In the 7th century, the Christian Church began to replace these pagan celebrations with holidays of their own. November 1st became known as All Saints’ Day to honor the saints. They incorporated the ancient practices of keeping the ancestors’ memories alive by also calling it All Souls Day. The evening before became known as All Hallow’s Eve, a celebration of the recently departed.

In Scotland, children traditionally practice “guising.” People paraded around in costumes to protect their identities from the spirits that wandered the streets. They would be safe from harm if they blended in with the demons. They performed tricks or sang songs for which they were rewarded with a treat to protect them further from evil spirits.

Irish and Scottish ancestors immigrating to America brought their customs with them. That included the belief in witches, spirits, and ghosts. Today, carving a ghoulish pumpkin can be traced back to the ancient families taking a bit of the bonfire home in a carved-out gourd for protection against evil spirits.

Native Americans had their own autumn festivals and traditions that varied by tribe. One of the more common was the Green Corn Festival, celebrated along the Eastern seaboard. Typically, it takes place in the autumn when the corn is harvested and involves feasting and dancing. The central theme is renewing their ties with the land, focusing on uniting the community. Natives throughout the United States celebrate the harvest with traditional dances, music, and ceremonies to give thanks for what the land has provided and to seek blessings for the coming year.

Immigrants from other countries had their practices as well. Since I recently left Germany, I would be remiss not to mention my home of the last few years. Germans have only recently begun to embrace the American holiday of Halloween, but everyone has heard of the autumn celebration of Oktoberfest. But did you know that officially, this is only celebrated in Munich? The festival began as the wedding celebration of Crown Prince Ludwig and Princess Therese of Saxony-Hildburghausen on October 12, 1810. It took place on the fields in front of the gates to the city, and the citizens of Munich were invited to share in the festivities. The gala included horse racing, feasting, and, of course, beer. While only the festival in Munich can claim the name, this does not mean each town does not host its own beer festival, complete with beer, bratwurst, and oompah bands!

Over time, each of these customs combined to create a unique American holiday known as Halloween.

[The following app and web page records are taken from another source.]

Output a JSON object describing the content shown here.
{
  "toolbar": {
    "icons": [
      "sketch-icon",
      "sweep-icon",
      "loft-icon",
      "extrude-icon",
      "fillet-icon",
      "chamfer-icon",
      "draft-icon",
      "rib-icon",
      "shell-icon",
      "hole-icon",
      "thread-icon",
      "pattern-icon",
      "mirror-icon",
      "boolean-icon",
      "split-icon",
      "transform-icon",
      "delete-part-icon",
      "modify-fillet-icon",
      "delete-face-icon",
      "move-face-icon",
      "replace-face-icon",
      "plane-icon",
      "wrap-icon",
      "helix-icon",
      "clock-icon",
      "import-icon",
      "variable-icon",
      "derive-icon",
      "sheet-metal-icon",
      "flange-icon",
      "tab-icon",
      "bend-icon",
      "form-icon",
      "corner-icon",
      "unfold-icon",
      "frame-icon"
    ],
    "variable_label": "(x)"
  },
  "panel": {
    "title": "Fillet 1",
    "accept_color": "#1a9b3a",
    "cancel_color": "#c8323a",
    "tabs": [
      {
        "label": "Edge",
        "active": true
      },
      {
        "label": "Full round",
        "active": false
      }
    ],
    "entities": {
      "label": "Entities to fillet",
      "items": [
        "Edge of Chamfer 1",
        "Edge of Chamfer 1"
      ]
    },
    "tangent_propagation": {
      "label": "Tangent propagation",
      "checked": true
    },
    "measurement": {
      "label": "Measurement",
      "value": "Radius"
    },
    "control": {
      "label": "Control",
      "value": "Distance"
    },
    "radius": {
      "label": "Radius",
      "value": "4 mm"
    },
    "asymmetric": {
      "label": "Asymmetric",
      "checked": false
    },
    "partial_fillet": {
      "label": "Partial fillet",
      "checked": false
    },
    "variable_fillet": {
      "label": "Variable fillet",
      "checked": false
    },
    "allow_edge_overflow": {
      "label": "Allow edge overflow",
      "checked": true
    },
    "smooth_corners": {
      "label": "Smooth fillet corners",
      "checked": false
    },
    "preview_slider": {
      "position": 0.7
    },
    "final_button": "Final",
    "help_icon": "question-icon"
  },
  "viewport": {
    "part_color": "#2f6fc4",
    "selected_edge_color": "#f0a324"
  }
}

While many of the celebrations today have become commercialized, such as trick-or-treating, wearing costumes, carving pumpkins, bobbing for apples, and others that exist today, it is easy to see the roots of these activities stemming from a rich tapestry of cultural beliefs.